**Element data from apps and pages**
Segment Open
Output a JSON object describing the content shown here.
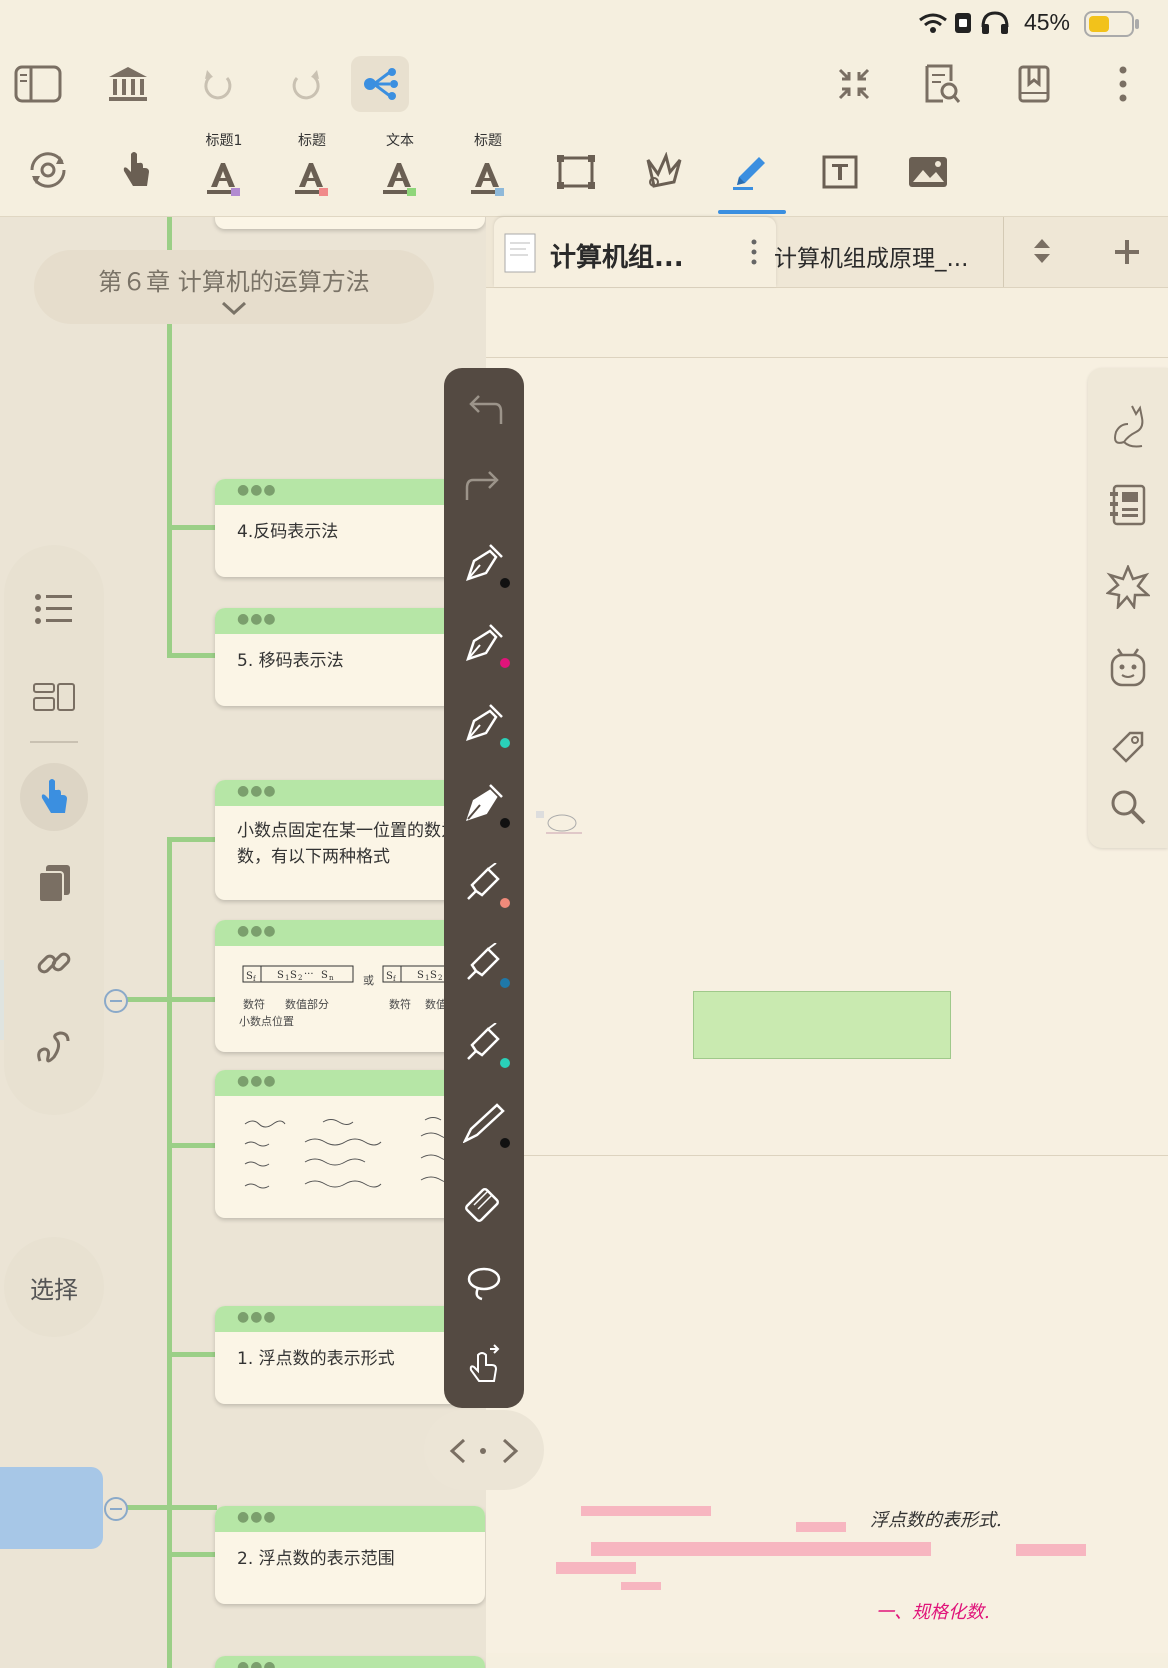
{
  "status": {
    "battery": "45%"
  },
  "toolbar": {
    "style_labels": [
      "标题1",
      "标题",
      "文本",
      "标题"
    ],
    "style_colors": [
      "#b28bd1",
      "#f08a8a",
      "#8fd67a",
      "#8fb9d9"
    ],
    "accent": "#3b8fe0"
  },
  "mindmap": {
    "chapter": "第６章 计算机的运算方法",
    "nodes": [
      {
        "text": "4.反码表示法"
      },
      {
        "text": "5.  移码表示法"
      },
      {
        "text": "小数点固定在某一位置的数为定\n数，有以下两种格式"
      },
      {
        "text": "1.  浮点数的表示形式"
      },
      {
        "text": "2. 浮点数的表示范围"
      }
    ],
    "formula_labels": [
      "数符",
      "数值部分",
      "小数点位置",
      "或",
      "数符",
      "数值部分"
    ],
    "select_label": "选择"
  },
  "document": {
    "tab_active": "计算机组...",
    "tab_second": "计算机组成原理_...",
    "handwriting": [
      "浮点数的表形式.",
      "一、规格化数."
    ]
  },
  "icons": {
    "top": [
      "sidebar-icon",
      "library-icon",
      "undo-icon",
      "redo-icon",
      "mindmap-icon",
      "collapse-icon",
      "doc-search-icon",
      "bookmark-icon",
      "more-icon"
    ],
    "pen_colors": [
      "#111111",
      "#e0147a",
      "#2ad0b8",
      "#111111",
      "#f08a7a",
      "#1f78a8",
      "#2ad0b8",
      "#111111"
    ]
  }
}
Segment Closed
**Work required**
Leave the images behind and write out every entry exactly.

**Response below**
Output a JSON object describing the content shown here.
{
  "status": {
    "battery": "45%"
  },
  "toolbar": {
    "style_labels": [
      "标题1",
      "标题",
      "文本",
      "标题"
    ],
    "style_colors": [
      "#b28bd1",
      "#f08a8a",
      "#8fd67a",
      "#8fb9d9"
    ],
    "accent": "#3b8fe0"
  },
  "mindmap": {
    "chapter": "第６章 计算机的运算方法",
    "nodes": [
      {
        "text": "4.反码表示法"
      },
      {
        "text": "5.  移码表示法"
      },
      {
        "text": "小数点固定在某一位置的数为定\n数，有以下两种格式"
      },
      {
        "text": "1.  浮点数的表示形式"
      },
      {
        "text": "2. 浮点数的表示范围"
      }
    ],
    "formula_labels": [
      "数符",
      "数值部分",
      "小数点位置",
      "或",
      "数符",
      "数值部分"
    ],
    "select_label": "选择"
  },
  "document": {
    "tab_active": "计算机组...",
    "tab_second": "计算机组成原理_...",
    "handwriting": [
      "浮点数的表形式.",
      "一、规格化数."
    ]
  },
  "icons": {
    "top": [
      "sidebar-icon",
      "library-icon",
      "undo-icon",
      "redo-icon",
      "mindmap-icon",
      "collapse-icon",
      "doc-search-icon",
      "bookmark-icon",
      "more-icon"
    ],
    "pen_colors": [
      "#111111",
      "#e0147a",
      "#2ad0b8",
      "#111111",
      "#f08a7a",
      "#1f78a8",
      "#2ad0b8",
      "#111111"
    ]
  }
}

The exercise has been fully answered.